Can anything good come of it?Tom O’Connell of Cross Plains, Wis., and brother of the late Dan O’Connell, said the murders are as painful today as they were 10 years ago. He and the family, however, have worked hard to create some positive elements.
By: Doug Stohlberg, Hudson Star-Observer
Tom O’Connell of Cross Plains, Wis., and brother of the late Dan O’Connell, said the murders are as painful today as they were 10 years ago. He and the family, however, have worked hard to create some positive elements.
O’Connell has become very active in National Child Protection Training Center, an organization dedicated to preventing child abuse that is headquartered in St. Paul.
It was essentially the child-abuse by Father Ryan Erickson that led to the murders of Dan O’Connell and James Ellison. Finding those individuals early in the process can hopefully prevent more tragedies in the future. More importantly, it can cut into the abuse endured by millions of children.
“Abuse is a major problem,” O’Connell said. “One of four girls and one of six boys are sexually molested before they reach the age of 18.”
O’Connell is currently the chair of the board of directors for the NCPTC.
“We operate training programs across the country, and try to reach all professions in which people deal with children — police, teachers, social workers, hospitals, etc.” O’Connell said. “We want to put the bad guys away, and also work hard in prevention. We want to make sure those who work with kids, and those who work with people who work with kids, know what to look for.”
He said the organization currently has programs incorporated into 75 universities and hopes to make it 500 in the next five years.
“Every organization is impacted by child abuse.
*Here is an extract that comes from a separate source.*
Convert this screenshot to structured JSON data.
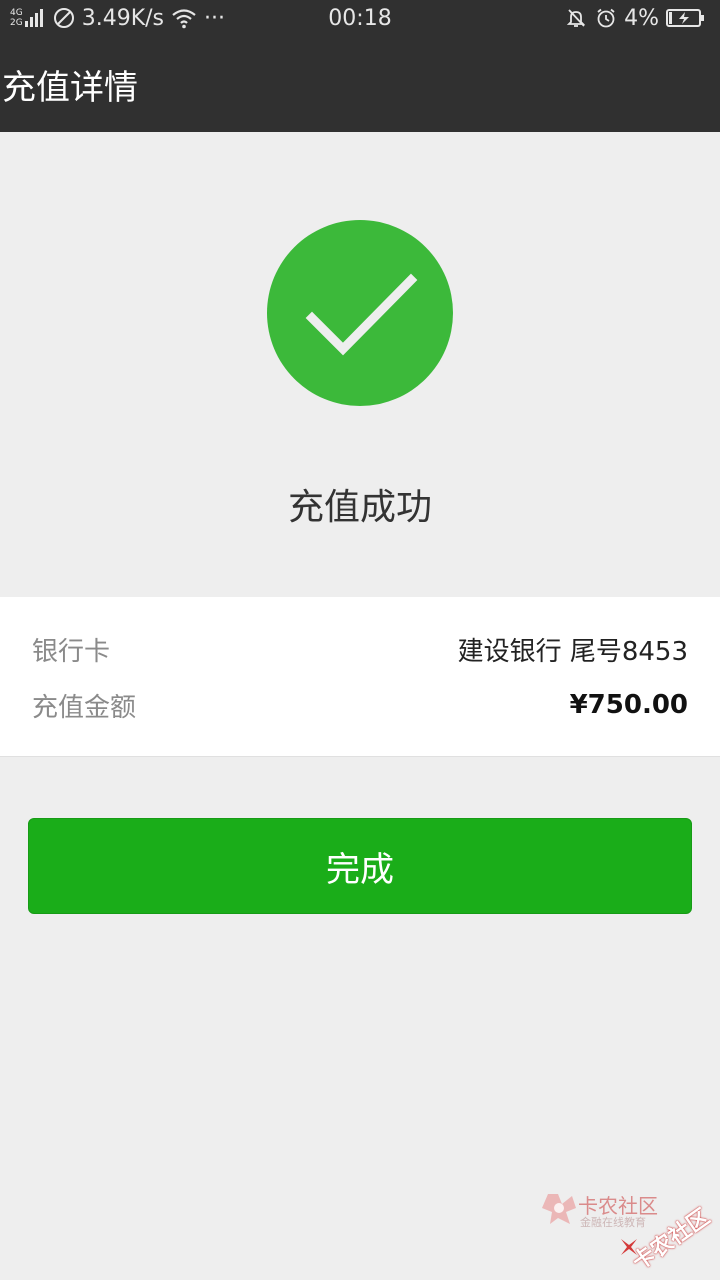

It can be churches, coaches, youth group leaders and much more,” O’Connell said. “A case like Penn State gets a lot of publicity, but with numbers like one in four and one in six, there are huge numbers of children who need to be protected.”
He said the entire O’Connell family has worked hard in the efforts of NCPTC.
“I sincerely believe that children are safer today than they were a decade ago when the murders occurred,” O’Connell said. “That’s the good thing that came out of this tragic story.”